**Problem details**
Count how many lines in the data below include "this". Answer with the number only.

[Collection entries]
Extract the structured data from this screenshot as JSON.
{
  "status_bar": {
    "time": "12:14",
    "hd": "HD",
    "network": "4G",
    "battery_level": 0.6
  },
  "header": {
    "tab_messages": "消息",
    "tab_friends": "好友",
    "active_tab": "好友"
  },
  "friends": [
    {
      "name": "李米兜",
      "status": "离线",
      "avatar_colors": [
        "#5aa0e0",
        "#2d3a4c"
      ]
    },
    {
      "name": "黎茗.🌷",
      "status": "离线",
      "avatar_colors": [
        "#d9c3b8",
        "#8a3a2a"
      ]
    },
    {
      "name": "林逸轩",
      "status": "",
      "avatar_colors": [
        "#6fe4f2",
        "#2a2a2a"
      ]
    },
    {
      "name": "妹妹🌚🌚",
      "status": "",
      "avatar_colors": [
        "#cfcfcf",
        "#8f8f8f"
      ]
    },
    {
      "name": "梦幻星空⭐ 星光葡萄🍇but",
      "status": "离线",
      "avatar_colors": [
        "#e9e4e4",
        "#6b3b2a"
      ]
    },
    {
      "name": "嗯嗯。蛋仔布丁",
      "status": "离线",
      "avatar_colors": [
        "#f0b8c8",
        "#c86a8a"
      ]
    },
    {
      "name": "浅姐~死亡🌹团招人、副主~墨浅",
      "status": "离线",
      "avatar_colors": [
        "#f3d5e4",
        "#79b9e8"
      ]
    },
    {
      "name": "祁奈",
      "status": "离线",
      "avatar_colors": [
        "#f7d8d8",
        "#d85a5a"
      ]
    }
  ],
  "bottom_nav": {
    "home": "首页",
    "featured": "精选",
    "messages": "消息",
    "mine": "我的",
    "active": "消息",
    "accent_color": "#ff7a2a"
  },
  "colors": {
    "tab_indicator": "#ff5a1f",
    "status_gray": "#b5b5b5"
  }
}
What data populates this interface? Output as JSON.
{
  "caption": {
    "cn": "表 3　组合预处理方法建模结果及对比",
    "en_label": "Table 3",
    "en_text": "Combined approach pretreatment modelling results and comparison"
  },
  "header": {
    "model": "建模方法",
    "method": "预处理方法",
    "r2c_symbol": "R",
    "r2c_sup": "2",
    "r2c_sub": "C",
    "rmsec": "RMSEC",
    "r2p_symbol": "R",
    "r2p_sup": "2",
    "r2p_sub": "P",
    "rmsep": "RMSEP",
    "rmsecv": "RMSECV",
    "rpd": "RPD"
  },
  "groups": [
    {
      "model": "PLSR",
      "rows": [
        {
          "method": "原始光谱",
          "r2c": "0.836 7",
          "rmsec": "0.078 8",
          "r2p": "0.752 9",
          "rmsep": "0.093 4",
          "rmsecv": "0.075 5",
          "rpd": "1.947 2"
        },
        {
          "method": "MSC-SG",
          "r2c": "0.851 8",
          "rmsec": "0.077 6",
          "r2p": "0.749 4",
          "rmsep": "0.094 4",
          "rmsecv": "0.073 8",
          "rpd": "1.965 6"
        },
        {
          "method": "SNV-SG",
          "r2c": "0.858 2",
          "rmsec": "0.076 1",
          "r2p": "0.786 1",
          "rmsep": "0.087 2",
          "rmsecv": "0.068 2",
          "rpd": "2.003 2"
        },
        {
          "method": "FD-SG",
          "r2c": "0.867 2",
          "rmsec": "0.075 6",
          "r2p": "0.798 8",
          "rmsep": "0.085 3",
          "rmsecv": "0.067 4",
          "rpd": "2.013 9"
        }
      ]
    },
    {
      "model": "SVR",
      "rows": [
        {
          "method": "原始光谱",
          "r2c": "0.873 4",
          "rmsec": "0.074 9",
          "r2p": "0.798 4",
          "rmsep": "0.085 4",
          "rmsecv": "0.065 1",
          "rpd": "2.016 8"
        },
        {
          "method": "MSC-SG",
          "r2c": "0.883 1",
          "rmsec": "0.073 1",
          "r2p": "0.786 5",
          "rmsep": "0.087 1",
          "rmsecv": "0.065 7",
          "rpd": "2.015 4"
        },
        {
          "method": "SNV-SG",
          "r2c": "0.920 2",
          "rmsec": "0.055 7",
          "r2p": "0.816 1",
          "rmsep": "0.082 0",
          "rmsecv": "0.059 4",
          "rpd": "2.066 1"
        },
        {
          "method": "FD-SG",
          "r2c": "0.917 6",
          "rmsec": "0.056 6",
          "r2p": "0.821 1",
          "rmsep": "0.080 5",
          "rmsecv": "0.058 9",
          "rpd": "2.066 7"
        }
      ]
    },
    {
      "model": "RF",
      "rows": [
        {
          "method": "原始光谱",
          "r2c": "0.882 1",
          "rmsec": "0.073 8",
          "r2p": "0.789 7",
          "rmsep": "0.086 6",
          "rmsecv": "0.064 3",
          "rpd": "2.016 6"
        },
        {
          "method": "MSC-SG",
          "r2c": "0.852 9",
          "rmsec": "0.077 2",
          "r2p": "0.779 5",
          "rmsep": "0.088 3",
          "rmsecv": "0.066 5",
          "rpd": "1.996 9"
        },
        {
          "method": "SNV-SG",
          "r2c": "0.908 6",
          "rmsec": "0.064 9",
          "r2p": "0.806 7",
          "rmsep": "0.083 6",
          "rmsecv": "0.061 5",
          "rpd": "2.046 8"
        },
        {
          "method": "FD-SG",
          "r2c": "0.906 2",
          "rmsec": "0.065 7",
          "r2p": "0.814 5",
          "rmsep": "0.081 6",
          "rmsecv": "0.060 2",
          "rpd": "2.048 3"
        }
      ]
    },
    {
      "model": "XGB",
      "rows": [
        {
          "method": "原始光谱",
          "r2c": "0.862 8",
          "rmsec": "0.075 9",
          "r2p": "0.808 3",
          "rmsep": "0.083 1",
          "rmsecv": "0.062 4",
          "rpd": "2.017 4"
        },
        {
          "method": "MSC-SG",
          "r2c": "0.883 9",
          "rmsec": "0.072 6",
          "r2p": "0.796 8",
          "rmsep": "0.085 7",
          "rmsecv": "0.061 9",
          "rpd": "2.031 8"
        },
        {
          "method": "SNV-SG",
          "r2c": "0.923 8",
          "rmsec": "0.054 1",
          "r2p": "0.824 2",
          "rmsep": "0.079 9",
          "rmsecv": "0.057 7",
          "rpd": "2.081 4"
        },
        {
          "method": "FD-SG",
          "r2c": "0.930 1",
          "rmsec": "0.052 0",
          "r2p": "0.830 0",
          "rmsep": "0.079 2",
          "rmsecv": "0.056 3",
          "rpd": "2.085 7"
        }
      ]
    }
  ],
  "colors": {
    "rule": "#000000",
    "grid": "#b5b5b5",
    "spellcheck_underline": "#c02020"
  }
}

**Result**
2